===== Data excerpts =====

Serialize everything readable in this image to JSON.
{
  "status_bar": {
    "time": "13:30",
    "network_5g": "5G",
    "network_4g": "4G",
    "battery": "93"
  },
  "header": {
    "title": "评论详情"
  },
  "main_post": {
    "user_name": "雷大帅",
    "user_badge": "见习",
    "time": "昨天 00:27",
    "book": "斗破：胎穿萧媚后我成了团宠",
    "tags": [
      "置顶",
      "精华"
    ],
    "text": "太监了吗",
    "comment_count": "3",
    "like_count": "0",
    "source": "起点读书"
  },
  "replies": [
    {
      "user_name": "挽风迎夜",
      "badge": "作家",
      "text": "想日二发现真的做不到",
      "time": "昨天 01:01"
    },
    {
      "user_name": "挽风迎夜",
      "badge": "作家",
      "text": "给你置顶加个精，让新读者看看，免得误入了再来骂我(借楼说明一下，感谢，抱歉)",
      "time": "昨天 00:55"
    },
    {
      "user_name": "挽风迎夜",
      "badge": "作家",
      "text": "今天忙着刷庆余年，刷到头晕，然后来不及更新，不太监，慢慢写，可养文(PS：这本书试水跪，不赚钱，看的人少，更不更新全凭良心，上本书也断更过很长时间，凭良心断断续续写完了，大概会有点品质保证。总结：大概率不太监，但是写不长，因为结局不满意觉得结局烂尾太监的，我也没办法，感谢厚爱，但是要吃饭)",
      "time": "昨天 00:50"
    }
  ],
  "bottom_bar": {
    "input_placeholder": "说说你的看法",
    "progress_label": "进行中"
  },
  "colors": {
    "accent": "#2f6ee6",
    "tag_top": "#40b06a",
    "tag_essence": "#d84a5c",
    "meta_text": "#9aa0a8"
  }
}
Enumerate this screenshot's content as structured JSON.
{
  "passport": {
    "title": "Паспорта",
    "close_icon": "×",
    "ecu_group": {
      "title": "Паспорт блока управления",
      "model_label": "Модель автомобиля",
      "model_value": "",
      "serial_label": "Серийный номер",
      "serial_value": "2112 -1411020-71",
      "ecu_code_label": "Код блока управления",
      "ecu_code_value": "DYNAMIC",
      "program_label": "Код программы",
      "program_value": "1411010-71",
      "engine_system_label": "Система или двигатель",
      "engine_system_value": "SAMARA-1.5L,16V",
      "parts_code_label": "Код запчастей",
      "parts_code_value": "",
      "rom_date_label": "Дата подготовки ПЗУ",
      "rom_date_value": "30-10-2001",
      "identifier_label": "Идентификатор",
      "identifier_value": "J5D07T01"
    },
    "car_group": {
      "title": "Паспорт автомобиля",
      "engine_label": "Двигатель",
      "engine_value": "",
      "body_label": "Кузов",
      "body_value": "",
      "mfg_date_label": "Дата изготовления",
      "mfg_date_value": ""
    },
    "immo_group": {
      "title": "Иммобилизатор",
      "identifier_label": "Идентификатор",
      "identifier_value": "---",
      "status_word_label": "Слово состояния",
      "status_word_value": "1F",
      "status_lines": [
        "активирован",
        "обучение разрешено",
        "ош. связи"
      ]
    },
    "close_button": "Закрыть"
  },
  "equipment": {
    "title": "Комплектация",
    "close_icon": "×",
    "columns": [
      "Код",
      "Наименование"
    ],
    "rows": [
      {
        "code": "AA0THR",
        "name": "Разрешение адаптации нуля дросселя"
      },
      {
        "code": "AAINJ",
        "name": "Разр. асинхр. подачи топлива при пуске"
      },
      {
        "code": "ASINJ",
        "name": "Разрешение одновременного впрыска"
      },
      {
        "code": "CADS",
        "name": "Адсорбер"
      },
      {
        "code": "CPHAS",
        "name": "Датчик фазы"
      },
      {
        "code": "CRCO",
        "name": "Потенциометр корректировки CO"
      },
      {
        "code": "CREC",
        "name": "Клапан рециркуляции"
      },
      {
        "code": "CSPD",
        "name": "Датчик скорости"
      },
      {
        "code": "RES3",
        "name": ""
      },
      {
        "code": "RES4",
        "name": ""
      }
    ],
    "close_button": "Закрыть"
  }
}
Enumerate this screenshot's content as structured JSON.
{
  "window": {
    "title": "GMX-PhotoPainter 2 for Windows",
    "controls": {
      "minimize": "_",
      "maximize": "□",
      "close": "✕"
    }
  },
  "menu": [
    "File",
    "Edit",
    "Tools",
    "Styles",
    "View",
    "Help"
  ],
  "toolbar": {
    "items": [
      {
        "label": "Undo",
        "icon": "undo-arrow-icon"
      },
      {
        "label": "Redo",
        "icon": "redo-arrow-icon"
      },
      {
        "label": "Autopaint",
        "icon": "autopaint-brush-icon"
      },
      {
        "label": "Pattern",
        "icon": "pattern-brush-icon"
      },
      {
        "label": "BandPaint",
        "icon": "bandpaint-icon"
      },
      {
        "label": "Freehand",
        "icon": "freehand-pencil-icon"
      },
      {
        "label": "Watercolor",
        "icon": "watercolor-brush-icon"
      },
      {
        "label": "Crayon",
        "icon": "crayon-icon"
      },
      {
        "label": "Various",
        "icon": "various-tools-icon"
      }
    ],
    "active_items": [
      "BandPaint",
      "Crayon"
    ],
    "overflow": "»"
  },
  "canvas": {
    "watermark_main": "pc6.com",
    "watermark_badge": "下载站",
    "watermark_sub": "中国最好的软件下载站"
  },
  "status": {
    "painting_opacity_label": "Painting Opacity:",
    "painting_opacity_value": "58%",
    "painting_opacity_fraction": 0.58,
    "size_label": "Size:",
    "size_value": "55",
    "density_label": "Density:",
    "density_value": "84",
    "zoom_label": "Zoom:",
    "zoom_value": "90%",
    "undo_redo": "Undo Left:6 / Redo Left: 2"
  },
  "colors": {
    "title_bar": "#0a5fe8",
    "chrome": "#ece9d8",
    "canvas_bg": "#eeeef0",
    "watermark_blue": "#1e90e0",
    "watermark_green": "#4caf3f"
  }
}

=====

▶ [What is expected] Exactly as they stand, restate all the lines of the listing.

▶ [Written solution]
Serialize everything readable in this image to JSON.
{
  "status_bar": {
    "time": "13:30",
    "network_5g": "5G",
    "network_4g": "4G",
    "battery": "93"
  },
  "header": {
    "title": "评论详情"
  },
  "main_post": {
    "user_name": "雷大帅",
    "user_badge": "见习",
    "time": "昨天 00:27",
    "book": "斗破：胎穿萧媚后我成了团宠",
    "tags": [
      "置顶",
      "精华"
    ],
    "text": "太监了吗",
    "comment_count": "3",
    "like_count": "0",
    "source": "起点读书"
  },
  "replies": [
    {
      "user_name": "挽风迎夜",
      "badge": "作家",
      "text": "想日二发现真的做不到",
      "time": "昨天 01:01"
    },
    {
      "user_name": "挽风迎夜",
      "badge": "作家",
      "text": "给你置顶加个精，让新读者看看，免得误入了再来骂我(借楼说明一下，感谢，抱歉)",
      "time": "昨天 00:55"
    },
    {
      "user_name": "挽风迎夜",
      "badge": "作家",
      "text": "今天忙着刷庆余年，刷到头晕，然后来不及更新，不太监，慢慢写，可养文(PS：这本书试水跪，不赚钱，看的人少，更不更新全凭良心，上本书也断更过很长时间，凭良心断断续续写完了，大概会有点品质保证。总结：大概率不太监，但是写不长，因为结局不满意觉得结局烂尾太监的，我也没办法，感谢厚爱，但是要吃饭)",
      "time": "昨天 00:50"
    }
  ],
  "bottom_bar": {
    "input_placeholder": "说说你的看法",
    "progress_label": "进行中"
  },
  "colors": {
    "accent": "#2f6ee6",
    "tag_top": "#40b06a",
    "tag_essence": "#d84a5c",
    "meta_text": "#9aa0a8"
  }
}
Enumerate this screenshot's content as structured JSON.
{
  "passport": {
    "title": "Паспорта",
    "close_icon": "×",
    "ecu_group": {
      "title": "Паспорт блока управления",
      "model_label": "Модель автомобиля",
      "model_value": "",
      "serial_label": "Серийный номер",
      "serial_value": "2112 -1411020-71",
      "ecu_code_label": "Код блока управления",
      "ecu_code_value": "DYNAMIC",
      "program_label": "Код программы",
      "program_value": "1411010-71",
      "engine_system_label": "Система или двигатель",
      "engine_system_value": "SAMARA-1.5L,16V",
      "parts_code_label": "Код запчастей",
      "parts_code_value": "",
      "rom_date_label": "Дата подготовки ПЗУ",
      "rom_date_value": "30-10-2001",
      "identifier_label": "Идентификатор",
      "identifier_value": "J5D07T01"
    },
    "car_group": {
      "title": "Паспорт автомобиля",
      "engine_label": "Двигатель",
      "engine_value": "",
      "body_label": "Кузов",
      "body_value": "",
      "mfg_date_label": "Дата изготовления",
      "mfg_date_value": ""
    },
    "immo_group": {
      "title": "Иммобилизатор",
      "identifier_label": "Идентификатор",
      "identifier_value": "---",
      "status_word_label": "Слово состояния",
      "status_word_value": "1F",
      "status_lines": [
        "активирован",
        "обучение разрешено",
        "ош. связи"
      ]
    },
    "close_button": "Закрыть"
  },
  "equipment": {
    "title": "Комплектация",
    "close_icon": "×",
    "columns": [
      "Код",
      "Наименование"
    ],
    "rows": [
      {
        "code": "AA0THR",
        "name": "Разрешение адаптации нуля дросселя"
      },
      {
        "code": "AAINJ",
        "name": "Разр. асинхр. подачи топлива при пуске"
      },
      {
        "code": "ASINJ",
        "name": "Разрешение одновременного впрыска"
      },
      {
        "code": "CADS",
        "name": "Адсорбер"
      },
      {
        "code": "CPHAS",
        "name": "Датчик фазы"
      },
      {
        "code": "CRCO",
        "name": "Потенциометр корректировки CO"
      },
      {
        "code": "CREC",
        "name": "Клапан рециркуляции"
      },
      {
        "code": "CSPD",
        "name": "Датчик скорости"
      },
      {
        "code": "RES3",
        "name": ""
      },
      {
        "code": "RES4",
        "name": ""
      }
    ],
    "close_button": "Закрыть"
  }
}
Enumerate this screenshot's content as structured JSON.
{
  "window": {
    "title": "GMX-PhotoPainter 2 for Windows",
    "controls": {
      "minimize": "_",
      "maximize": "□",
      "close": "✕"
    }
  },
  "menu": [
    "File",
    "Edit",
    "Tools",
    "Styles",
    "View",
    "Help"
  ],
  "toolbar": {
    "items": [
      {
        "label": "Undo",
        "icon": "undo-arrow-icon"
      },
      {
        "label": "Redo",
        "icon": "redo-arrow-icon"
      },
      {
        "label": "Autopaint",
        "icon": "autopaint-brush-icon"
      },
      {
        "label": "Pattern",
        "icon": "pattern-brush-icon"
      },
      {
        "label": "BandPaint",
        "icon": "bandpaint-icon"
      },
      {
        "label": "Freehand",
        "icon": "freehand-pencil-icon"
      },
      {
        "label": "Watercolor",
        "icon": "watercolor-brush-icon"
      },
      {
        "label": "Crayon",
        "icon": "crayon-icon"
      },
      {
        "label": "Various",
        "icon": "various-tools-icon"
      }
    ],
    "active_items": [
      "BandPaint",
      "Crayon"
    ],
    "overflow": "»"
  },
  "canvas": {
    "watermark_main": "pc6.com",
    "watermark_badge": "下载站",
    "watermark_sub": "中国最好的软件下载站"
  },
  "status": {
    "painting_opacity_label": "Painting Opacity:",
    "painting_opacity_value": "58%",
    "painting_opacity_fraction": 0.58,
    "size_label": "Size:",
    "size_value": "55",
    "density_label": "Density:",
    "density_value": "84",
    "zoom_label": "Zoom:",
    "zoom_value": "90%",
    "undo_redo": "Undo Left:6 / Redo Left: 2"
  },
  "colors": {
    "title_bar": "#0a5fe8",
    "chrome": "#ece9d8",
    "canvas_bg": "#eeeef0",
    "watermark_blue": "#1e90e0",
    "watermark_green": "#4caf3f"
  }
}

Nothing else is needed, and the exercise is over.